Orpheus and Eurydice in the Blackout

From the Talkhouse Reader, actor and filmmaker Charles Lane remembers the 1977 New York City blackout.

I’ve been in New York City for a long while and one of my favorite New York stories is about when I got caught in the citywide blackout in July 1977.

I was 24 at the time, studying film in college, and that night I was at the movies with my girlfriend in the East Village. As we were leaving the theater, all of a sudden it got dark. No one knew what was going on. My girlfriend grabbed my hand. Everyone was very, very confused. Some people around us were panicking. We heard screaming, as well as some laughter and giggling.

As we started our long walk home to my apartment in the West Village, there were only a few little spots of light ahead of us. We were watching every step we took, not knowing where the curb ended. There were a lot of people in the street, and we kept bumping into strangers. I knew my girlfriend and I couldn’t afford to get separated, so I held her hand tight and kept moving. Inside, I was afraid, but I didn’t show it as I felt I had to be a good role model for my girl.

In the crowd around us, people responded differently to the situation. The older people seemed to be trying not to panic and keeping things as normal as they could under the circumstances, but a lot of the younger people were aggressive. I remember hearing a lot more profanity than usual, especially if I accidentally bumped into someone. “Yo, where the fuck are you going, man?” We could hear people yelling at each other yards away, but also people telling jokes, like, “Give me a flashlight, somebody!” We also heard people saying there was looting going on. It was scary stuff, walking through the dark with a crowd of confused people, bumping into strangers.

It took us about three hours to get home. I had my route plotted out, because I knew clearly how to get from east to west. But because of the throng of people in the streets, sometimes we would come to a standstill and then have to move a little further to one side or the other than we wanted to go. It was slow moving, but I never once let go of my girlfriend’s hand. Sometimes, we switched sides so that I was holding her other hand. It was such a long ordeal.

As I walked home with my girlfriend that night, I didn’t feel fear or trepidation as much as a sense of adventure, knowing that this hadn’t happened before in my lifetime. I didn’t really know what was going on, but since this was New York City, I figured things would be back to normal within the next hour or so. This wasn’t the case, though. As I recall, it was close to 24 hours before power was fully restored across the five boroughs.

I felt a bit like Orpheus, leading Eurydice out of the depths of hell, the darkened hell of New York City, and finding my way home. Finally, we made it to my place. That was dark too, but it felt like a sanctuary. I felt very good; even a little heroic. And, needless to say, we had a very romantic time in the dark.

Featured images are Annie Fell’s painting of the NYC skyline in 1977 for the Talkhouse Reader (left) and a portrait of Charles Lane by Charles Libin from the same era, reprinted with permission.

An award-winning filmmaker who has worked for both Hollywood and in the indie world, Charles Lane has made feature films in several genres.
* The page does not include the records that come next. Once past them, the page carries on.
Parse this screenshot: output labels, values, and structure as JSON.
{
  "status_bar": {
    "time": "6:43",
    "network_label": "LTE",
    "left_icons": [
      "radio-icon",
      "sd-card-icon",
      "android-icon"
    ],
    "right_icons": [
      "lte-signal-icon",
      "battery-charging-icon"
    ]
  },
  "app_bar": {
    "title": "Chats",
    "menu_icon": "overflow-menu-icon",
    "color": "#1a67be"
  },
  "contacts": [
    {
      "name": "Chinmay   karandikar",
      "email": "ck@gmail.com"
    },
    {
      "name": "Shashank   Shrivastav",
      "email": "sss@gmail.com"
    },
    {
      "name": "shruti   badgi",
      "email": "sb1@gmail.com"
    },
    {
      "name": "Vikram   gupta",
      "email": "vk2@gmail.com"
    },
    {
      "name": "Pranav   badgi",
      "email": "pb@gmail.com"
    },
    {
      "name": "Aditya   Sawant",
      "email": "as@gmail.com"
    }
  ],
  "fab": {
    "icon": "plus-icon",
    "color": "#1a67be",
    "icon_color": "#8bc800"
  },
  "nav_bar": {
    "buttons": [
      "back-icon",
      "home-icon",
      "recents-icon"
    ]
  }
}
His debut feature film, Sidewalk Stories won 13 International awards and has become a global darling, and is still playing in indie theaters throughout Europe. His leaning, it appears, has been in comedy. He is currently crowdfunding his latest project, the web series PleaseDateMeNow.com, on Kickstarter.